Make a verbatim copy of the records; pictures stay out.
==*==
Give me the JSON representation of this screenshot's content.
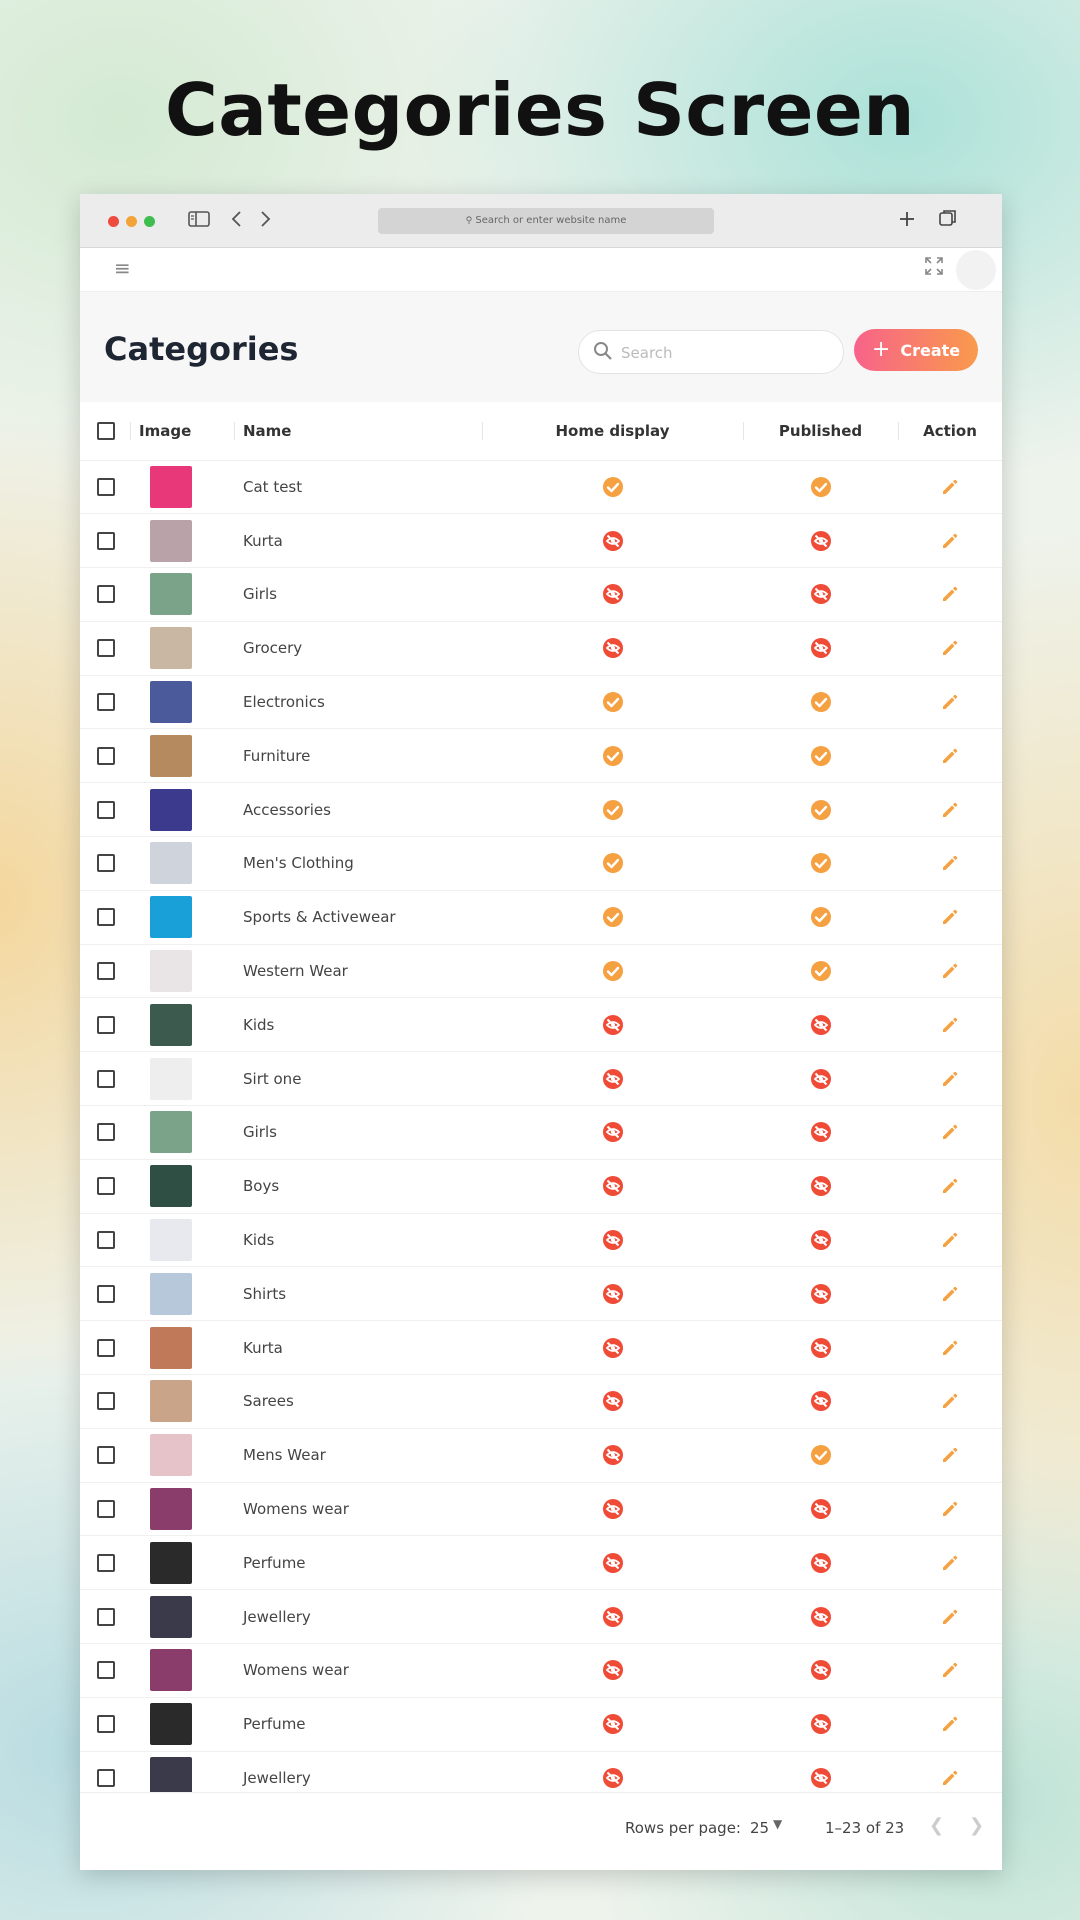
{
  "hero_title": "Categories Screen",
  "browser": {
    "address_placeholder": "Search or enter website name"
  },
  "page": {
    "title": "Categories",
    "search_placeholder": "Search",
    "create_label": "Create"
  },
  "table": {
    "columns": {
      "image": "Image",
      "name": "Name",
      "home_display": "Home display",
      "published": "Published",
      "action": "Action"
    },
    "rows": [
      {
        "name": "Cat test",
        "home_display": true,
        "published": true,
        "thumb_color": "#e8387a"
      },
      {
        "name": "Kurta",
        "home_display": false,
        "published": false,
        "thumb_color": "#b9a3a8"
      },
      {
        "name": "Girls",
        "home_display": false,
        "published": false,
        "thumb_color": "#7aa38a"
      },
      {
        "name": "Grocery",
        "home_display": false,
        "published": false,
        "thumb_color": "#c9b7a4"
      },
      {
        "name": "Electronics",
        "home_display": true,
        "published": true,
        "thumb_color": "#4a5a9a"
      },
      {
        "name": "Furniture",
        "home_display": true,
        "published": true,
        "thumb_color": "#b58a5e"
      },
      {
        "name": "Accessories",
        "home_display": true,
        "published": true,
        "thumb_color": "#3b3a8c"
      },
      {
        "name": "Men's Clothing",
        "home_display": true,
        "published": true,
        "thumb_color": "#cfd4dc"
      },
      {
        "name": "Sports & Activewear",
        "home_display": true,
        "published": true,
        "thumb_color": "#1aa0d8"
      },
      {
        "name": "Western Wear",
        "home_display": true,
        "published": true,
        "thumb_color": "#e9e4e6"
      },
      {
        "name": "Kids",
        "home_display": false,
        "published": false,
        "thumb_color": "#3d5a4e"
      },
      {
        "name": "Sirt one",
        "home_display": false,
        "published": false,
        "thumb_color": "#eeeeee"
      },
      {
        "name": "Girls",
        "home_display": false,
        "published": false,
        "thumb_color": "#7aa38a"
      },
      {
        "name": "Boys",
        "home_display": false,
        "published": false,
        "thumb_color": "#2f4f44"
      },
      {
        "name": "Kids",
        "home_display": false,
        "published": false,
        "thumb_color": "#e7e9ee"
      },
      {
        "name": "Shirts",
        "home_display": false,
        "published": false,
        "thumb_color": "#b7c8da"
      },
      {
        "name": "Kurta",
        "home_display": false,
        "published": false,
        "thumb_color": "#c07a5a"
      },
      {
        "name": "Sarees",
        "home_display": false,
        "published": false,
        "thumb_color": "#c9a488"
      },
      {
        "name": "Mens Wear",
        "home_display": false,
        "published": true,
        "thumb_color": "#e6c3c8"
      },
      {
        "name": "Womens wear",
        "home_display": false,
        "published": false,
        "thumb_color": "#8a3c6a"
      },
      {
        "name": "Perfume",
        "home_display": false,
        "published": false,
        "thumb_color": "#2a2a2a"
      },
      {
        "name": "Jewellery",
        "home_display": false,
        "published": false,
        "thumb_color": "#3a3a4a"
      },
      {
        "name": "Womens wear",
        "home_display": false,
        "published": false,
        "thumb_color": "#8a3c6a"
      },
      {
        "name": "Perfume",
        "home_display": false,
        "published": false,
        "thumb_color": "#2a2a2a"
      },
      {
        "name": "Jewellery",
        "home_display": false,
        "published": false,
        "thumb_color": "#3a3a4a"
      }
    ]
  },
  "pagination": {
    "rows_per_page_label": "Rows per page:",
    "rows_per_page_value": "25",
    "range_text": "1–23 of 23"
  },
  "colors": {
    "check_orange": "#f5a142",
    "hidden_red": "#ef4b36",
    "edit_orange": "#f5a142",
    "create_gradient_start": "#f8638a",
    "create_gradient_end": "#f99a4c"
  }
}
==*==
» **Solution to this exercise**
Give me the JSON representation of this screenshot's content.
{
  "hero_title": "Categories Screen",
  "browser": {
    "address_placeholder": "Search or enter website name"
  },
  "page": {
    "title": "Categories",
    "search_placeholder": "Search",
    "create_label": "Create"
  },
  "table": {
    "columns": {
      "image": "Image",
      "name": "Name",
      "home_display": "Home display",
      "published": "Published",
      "action": "Action"
    },
    "rows": [
      {
        "name": "Cat test",
        "home_display": true,
        "published": true,
        "thumb_color": "#e8387a"
      },
      {
        "name": "Kurta",
        "home_display": false,
        "published": false,
        "thumb_color": "#b9a3a8"
      },
      {
        "name": "Girls",
        "home_display": false,
        "published": false,
        "thumb_color": "#7aa38a"
      },
      {
        "name": "Grocery",
        "home_display": false,
        "published": false,
        "thumb_color": "#c9b7a4"
      },
      {
        "name": "Electronics",
        "home_display": true,
        "published": true,
        "thumb_color": "#4a5a9a"
      },
      {
        "name": "Furniture",
        "home_display": true,
        "published": true,
        "thumb_color": "#b58a5e"
      },
      {
        "name": "Accessories",
        "home_display": true,
        "published": true,
        "thumb_color": "#3b3a8c"
      },
      {
        "name": "Men's Clothing",
        "home_display": true,
        "published": true,
        "thumb_color": "#cfd4dc"
      },
      {
        "name": "Sports & Activewear",
        "home_display": true,
        "published": true,
        "thumb_color": "#1aa0d8"
      },
      {
        "name": "Western Wear",
        "home_display": true,
        "published": true,
        "thumb_color": "#e9e4e6"
      },
      {
        "name": "Kids",
        "home_display": false,
        "published": false,
        "thumb_color": "#3d5a4e"
      },
      {
        "name": "Sirt one",
        "home_display": false,
        "published": false,
        "thumb_color": "#eeeeee"
      },
      {
        "name": "Girls",
        "home_display": false,
        "published": false,
        "thumb_color": "#7aa38a"
      },
      {
        "name": "Boys",
        "home_display": false,
        "published": false,
        "thumb_color": "#2f4f44"
      },
      {
        "name": "Kids",
        "home_display": false,
        "published": false,
        "thumb_color": "#e7e9ee"
      },
      {
        "name": "Shirts",
        "home_display": false,
        "published": false,
        "thumb_color": "#b7c8da"
      },
      {
        "name": "Kurta",
        "home_display": false,
        "published": false,
        "thumb_color": "#c07a5a"
      },
      {
        "name": "Sarees",
        "home_display": false,
        "published": false,
        "thumb_color": "#c9a488"
      },
      {
        "name": "Mens Wear",
        "home_display": false,
        "published": true,
        "thumb_color": "#e6c3c8"
      },
      {
        "name": "Womens wear",
        "home_display": false,
        "published": false,
        "thumb_color": "#8a3c6a"
      },
      {
        "name": "Perfume",
        "home_display": false,
        "published": false,
        "thumb_color": "#2a2a2a"
      },
      {
        "name": "Jewellery",
        "home_display": false,
        "published": false,
        "thumb_color": "#3a3a4a"
      },
      {
        "name": "Womens wear",
        "home_display": false,
        "published": false,
        "thumb_color": "#8a3c6a"
      },
      {
        "name": "Perfume",
        "home_display": false,
        "published": false,
        "thumb_color": "#2a2a2a"
      },
      {
        "name": "Jewellery",
        "home_display": false,
        "published": false,
        "thumb_color": "#3a3a4a"
      }
    ]
  },
  "pagination": {
    "rows_per_page_label": "Rows per page:",
    "rows_per_page_value": "25",
    "range_text": "1–23 of 23"
  },
  "colors": {
    "check_orange": "#f5a142",
    "hidden_red": "#ef4b36",
    "edit_orange": "#f5a142",
    "create_gradient_start": "#f8638a",
    "create_gradient_end": "#f99a4c"
  }
}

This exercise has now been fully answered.